I have a message for your daughter, said Cale. I am bound to her with cables that not even God can break. One day, if there is a soft breeze on her cheek, it may be my breath; one night, if the cool wind plays with her hair, it may be my shadow passing by. And with this terrible threat he faced forward and the procession started once more. In less than a minute they were gone. In her shady room Arbell Swan-Neck stood white and cold as alabaster.
Outside the window, there slides past that unimaginable and deserted vastness where night is coming on, the sun declining in ghastly blood-streaked splendour like a public execution across, it would seem, half a continent, where live only bears and shooting stars and the wolves who lap congealing ice from water that holds within it the entire sky. All white with snow as if under dustsheets, as if laid away eternally as soon as brought back from the shop, never to be used or touched. Horrors! And, as on a cyclorama, this unnatural spectacle rolls past at twenty-odd miles an hour in a tidy frame of lace curtains only a little the worse for soot and drapes of a heavy velvet of dark, dusty blue.
It is growing cold. Winter is putting footsteps in the meadow. What whiteness boasts that sun that comes into this wood! One would say milk-colored maidens are dancing on the petals of orchids. How coldly burns our sun! One would say its rays of light are shards of snow, one imagines the sun lives upon a snow crested peak on this day. One would say she is a woman who wears a gown of winter frost that blinds the eyes. Helplessness has weakened me. Wandering has wearied my legs.
I was happy in the dream; but when I woke up it was with a feeling that I was falling apart, that I was cracking up from the inside and slowly falling to pieces. My heart was jumping and grating like a cold engine that doesn't want to start.

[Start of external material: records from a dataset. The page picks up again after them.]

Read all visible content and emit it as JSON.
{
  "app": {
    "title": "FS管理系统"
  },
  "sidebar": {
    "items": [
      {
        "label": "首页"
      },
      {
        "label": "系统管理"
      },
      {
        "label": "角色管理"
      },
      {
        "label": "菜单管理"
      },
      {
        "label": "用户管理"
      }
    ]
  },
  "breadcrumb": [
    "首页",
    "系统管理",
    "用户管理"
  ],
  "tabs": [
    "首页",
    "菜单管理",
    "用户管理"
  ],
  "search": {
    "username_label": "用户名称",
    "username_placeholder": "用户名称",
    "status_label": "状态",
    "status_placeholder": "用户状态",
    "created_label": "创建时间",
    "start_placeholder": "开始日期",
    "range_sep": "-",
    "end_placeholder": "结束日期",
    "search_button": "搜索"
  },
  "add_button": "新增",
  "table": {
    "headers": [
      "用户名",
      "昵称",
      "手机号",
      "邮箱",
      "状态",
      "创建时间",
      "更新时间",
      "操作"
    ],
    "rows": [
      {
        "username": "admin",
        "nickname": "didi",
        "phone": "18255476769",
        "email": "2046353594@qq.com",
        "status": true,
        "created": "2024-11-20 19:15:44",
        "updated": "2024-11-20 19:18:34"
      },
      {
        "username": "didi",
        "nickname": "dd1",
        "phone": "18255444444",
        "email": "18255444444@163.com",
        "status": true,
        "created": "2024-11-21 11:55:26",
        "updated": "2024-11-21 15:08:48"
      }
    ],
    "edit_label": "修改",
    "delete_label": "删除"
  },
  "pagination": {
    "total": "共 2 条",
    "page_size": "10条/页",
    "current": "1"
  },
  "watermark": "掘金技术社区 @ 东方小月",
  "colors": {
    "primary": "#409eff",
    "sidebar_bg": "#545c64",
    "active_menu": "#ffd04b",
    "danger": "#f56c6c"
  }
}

My skin was crawling, and I couldn't manage a single clear thought. It was as if all my thoughts were crushed to bits just as they began to take shape. I didn't get much done that day.
When the cold comes to New England it arrives in sheets of sleet and ice. In December, the wind wraps itself around bare trees and twists in between husbands and wives asleep in their beds. It shakes the shingles from the roofs and sifts through cracks in the plaster. The only green things left are the holly bushes and the old boxwood hedges in the village, and these are often painted white with snow. Chipmunks and weasels come to nest in basements and barns; owls find their way into attics. At night,the dark is blue and bluer still, as sapphire of night.
Morning drew on apace. The air became more sharp and piercing, as its first dull hue: the death of night, rather than the birth of day: glimmered faintly in the sky. The objects which had looked dim and terrible in the darkness, grew more and more defined, and gradually resolved into their familiar shapes. The rain came down, thick and fast; and pattered, noisily, among the leafless bushes.